Entrance fees for Greek museums and archaeological sites are to increase significantly, doubling and even tripling in some cases, during next year’s tourist season, from April to October.
Following approval by Greece’s Central Archaeological Council late on Tuesday, the admission fee for Greece’s ancient sites is to rise next year as part of a bid by Greek authorities to raise revenue and bring prices closer to those charged in other European countries for access to museums.
The price of tickets will only increase from April to October, Greece’s extended tourist season, but the rest of the year they will remain at the current level, according to the plan.

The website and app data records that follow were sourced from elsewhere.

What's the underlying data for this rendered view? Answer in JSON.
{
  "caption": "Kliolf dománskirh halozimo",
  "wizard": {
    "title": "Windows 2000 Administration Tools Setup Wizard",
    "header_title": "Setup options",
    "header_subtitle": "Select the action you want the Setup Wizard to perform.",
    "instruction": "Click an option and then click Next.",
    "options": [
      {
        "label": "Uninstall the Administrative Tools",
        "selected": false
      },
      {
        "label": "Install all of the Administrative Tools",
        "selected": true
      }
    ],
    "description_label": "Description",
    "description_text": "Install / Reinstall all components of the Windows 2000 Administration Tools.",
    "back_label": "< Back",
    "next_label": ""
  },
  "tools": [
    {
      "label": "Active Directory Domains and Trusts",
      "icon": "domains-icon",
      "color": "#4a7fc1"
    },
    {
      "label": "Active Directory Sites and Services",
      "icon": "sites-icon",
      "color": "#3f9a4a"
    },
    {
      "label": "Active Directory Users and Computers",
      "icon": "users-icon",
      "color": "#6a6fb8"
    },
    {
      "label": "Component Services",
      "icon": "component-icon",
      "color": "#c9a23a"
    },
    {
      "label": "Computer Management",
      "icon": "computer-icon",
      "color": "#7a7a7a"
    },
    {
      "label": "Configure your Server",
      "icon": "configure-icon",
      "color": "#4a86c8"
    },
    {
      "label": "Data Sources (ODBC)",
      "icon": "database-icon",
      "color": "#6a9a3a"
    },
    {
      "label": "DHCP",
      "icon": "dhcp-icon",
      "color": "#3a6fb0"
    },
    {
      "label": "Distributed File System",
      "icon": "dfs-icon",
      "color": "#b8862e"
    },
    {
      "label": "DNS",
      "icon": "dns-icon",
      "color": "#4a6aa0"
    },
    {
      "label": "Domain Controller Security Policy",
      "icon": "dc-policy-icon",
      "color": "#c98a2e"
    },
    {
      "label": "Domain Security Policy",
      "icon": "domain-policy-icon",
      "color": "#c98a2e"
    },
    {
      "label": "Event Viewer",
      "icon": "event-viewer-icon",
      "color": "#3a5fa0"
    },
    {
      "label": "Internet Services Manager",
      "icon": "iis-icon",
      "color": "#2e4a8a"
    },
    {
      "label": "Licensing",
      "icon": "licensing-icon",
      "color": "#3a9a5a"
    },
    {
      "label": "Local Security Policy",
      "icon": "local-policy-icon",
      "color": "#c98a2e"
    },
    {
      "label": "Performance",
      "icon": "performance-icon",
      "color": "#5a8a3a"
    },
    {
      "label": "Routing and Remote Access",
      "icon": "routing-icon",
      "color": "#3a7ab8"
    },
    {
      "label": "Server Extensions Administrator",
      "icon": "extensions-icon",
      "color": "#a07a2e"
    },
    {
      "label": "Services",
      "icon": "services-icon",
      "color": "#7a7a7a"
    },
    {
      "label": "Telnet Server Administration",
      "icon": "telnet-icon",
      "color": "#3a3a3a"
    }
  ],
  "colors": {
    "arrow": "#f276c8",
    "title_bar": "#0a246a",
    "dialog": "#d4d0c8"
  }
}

One of the sharpest increases is for the Acropolis Museum, where a ticket will cost 20 euros compared to 12 euros now.
Entrance to the National Archaeological Museum in Athens will see a more modest hike, from 7 to 10 euros, as will tickets for the Archaeological Museum of Iraklio on Crete, which will rise to 10 euros from 6.
Entrance to the archaeological site at Knossos will cost 15 euros between April and October, compared to 6 euros now.

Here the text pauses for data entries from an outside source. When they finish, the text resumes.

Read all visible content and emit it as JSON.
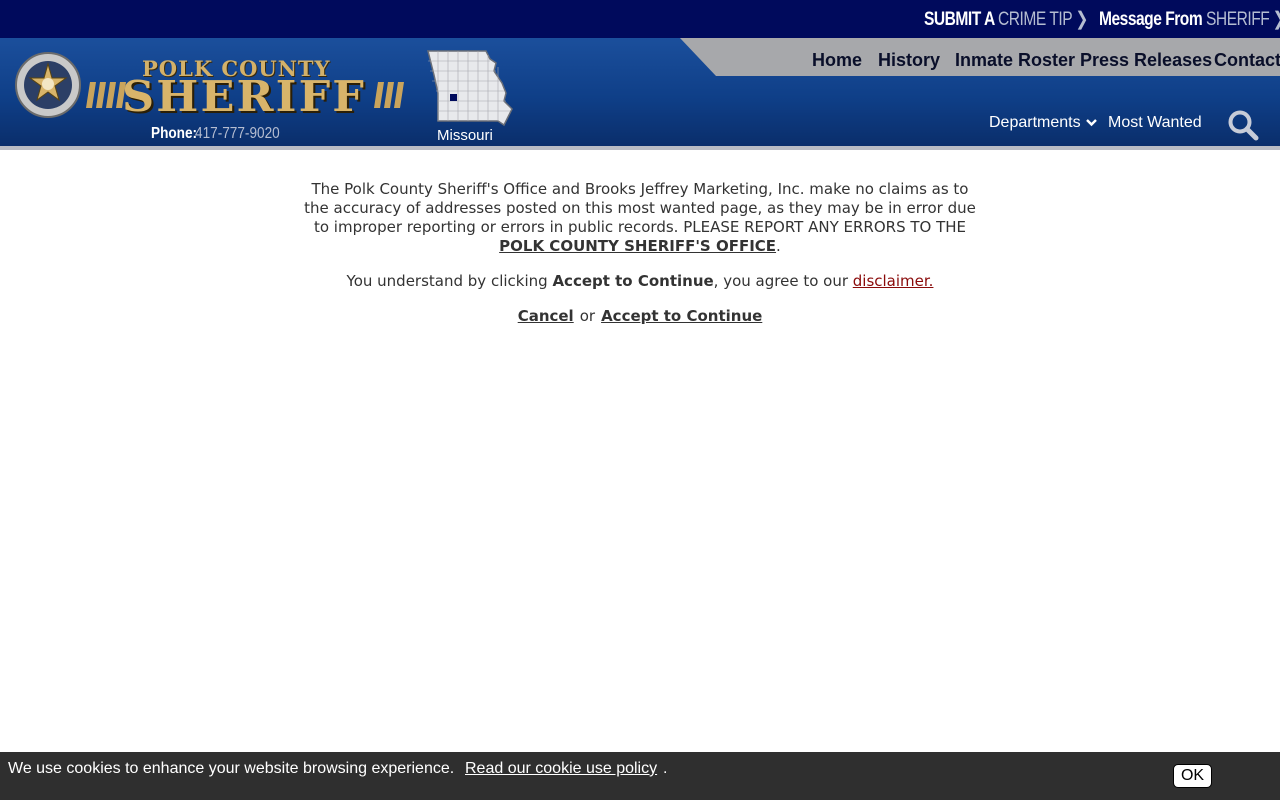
{
  "topbar": {
    "crime_tip_prefix": "SUBMIT A ",
    "crime_tip_highlight": "CRIME TIP",
    "sheriff_prefix": "Message From ",
    "sheriff_highlight": "SHERIFF",
    "chevron": "❯"
  },
  "logo": {
    "title_top": "POLK COUNTY",
    "title_main": "SHERIFF",
    "phone_label": "Phone:",
    "phone_number": "417-777-9020",
    "state": "Missouri"
  },
  "nav": {
    "main": [
      "Home",
      "History",
      "Inmate Roster",
      "Press Releases",
      "Contact"
    ],
    "departments": "Departments",
    "departments_icon": "chevron-down-icon",
    "most_wanted": "Most Wanted",
    "search_icon": "search-icon"
  },
  "content": {
    "notice_text": "The Polk County Sheriff's Office and Brooks Jeffrey Marketing, Inc. make no claims as to the accuracy of addresses posted on this most wanted page, as they may be in error due to improper reporting or errors in public records. PLEASE REPORT ANY ERRORS TO THE ",
    "notice_link": "POLK COUNTY SHERIFF'S OFFICE",
    "notice_end": ".",
    "agree_prefix": "You understand by clicking ",
    "agree_bold": "Accept to Continue",
    "agree_mid": ", you agree to our ",
    "disclaimer_link": "disclaimer.",
    "cancel": "Cancel",
    "or": "or",
    "accept": "Accept to Continue"
  },
  "cookie": {
    "text": "We use cookies to enhance your website browsing experience.",
    "link": "Read our cookie use policy",
    "dot": ".",
    "ok": "OK"
  },
  "colors": {
    "topbar_bg": "#000a5c",
    "header_bg": "#0f3f88",
    "nav_strip": "#a7a8ab",
    "disclaimer_link": "#8a0a0a",
    "cookie_bg": "#2f2f2f"
  }
}
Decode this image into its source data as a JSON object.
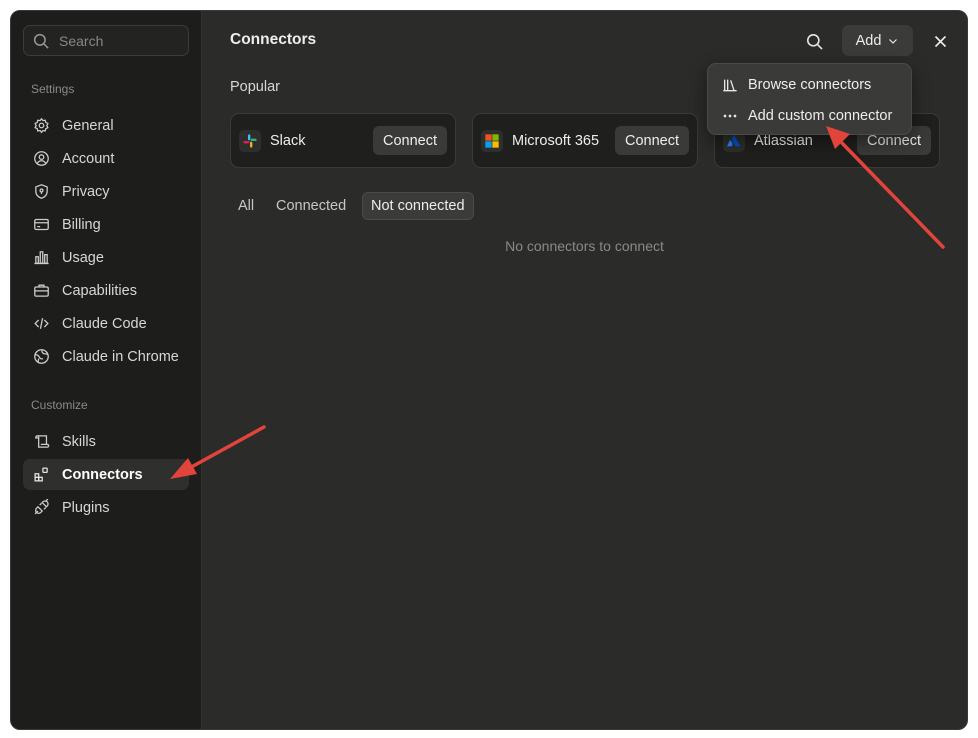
{
  "search": {
    "placeholder": "Search"
  },
  "sidebar": {
    "settings_label": "Settings",
    "settings_items": [
      {
        "label": "General",
        "icon": "gear-icon"
      },
      {
        "label": "Account",
        "icon": "user-circle-icon"
      },
      {
        "label": "Privacy",
        "icon": "shield-icon"
      },
      {
        "label": "Billing",
        "icon": "credit-card-icon"
      },
      {
        "label": "Usage",
        "icon": "bar-chart-icon"
      },
      {
        "label": "Capabilities",
        "icon": "briefcase-icon"
      },
      {
        "label": "Claude Code",
        "icon": "code-icon"
      },
      {
        "label": "Claude in Chrome",
        "icon": "globe-icon"
      }
    ],
    "customize_label": "Customize",
    "customize_items": [
      {
        "label": "Skills",
        "icon": "scroll-icon"
      },
      {
        "label": "Connectors",
        "icon": "connectors-icon",
        "active": true
      },
      {
        "label": "Plugins",
        "icon": "plug-icon"
      }
    ]
  },
  "header": {
    "title": "Connectors",
    "add_label": "Add"
  },
  "popular": {
    "label": "Popular",
    "cards": [
      {
        "name": "Slack",
        "button": "Connect",
        "icon": "slack-logo-icon"
      },
      {
        "name": "Microsoft 365",
        "button": "Connect",
        "icon": "microsoft-logo-icon"
      },
      {
        "name": "Atlassian",
        "button": "Connect",
        "icon": "atlassian-logo-icon"
      }
    ]
  },
  "filters": [
    {
      "label": "All"
    },
    {
      "label": "Connected"
    },
    {
      "label": "Not connected",
      "active": true
    }
  ],
  "empty_state": "No connectors to connect",
  "dropdown": {
    "items": [
      {
        "label": "Browse connectors",
        "icon": "library-icon"
      },
      {
        "label": "Add custom connector",
        "icon": "more-horizontal-icon"
      }
    ]
  },
  "colors": {
    "window_bg": "#2b2b2a",
    "sidebar_bg": "#1d1d1c",
    "annotation_arrow": "#e0443a"
  }
}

Other sites currently charging very low prices will see significant increases, such as the archaeological site at Amphipolis, where a ticket will rise to 6 euros rather than the current 2.
Authorities hope the planned change will bring in some 21 million euros. It is hoped that the revenue will offset the amount lost following a decision by the first SYRIZA-led government to abolish the 5-euro fee for visits to state hospitals, a senior Culture Ministry official told Kathimerini.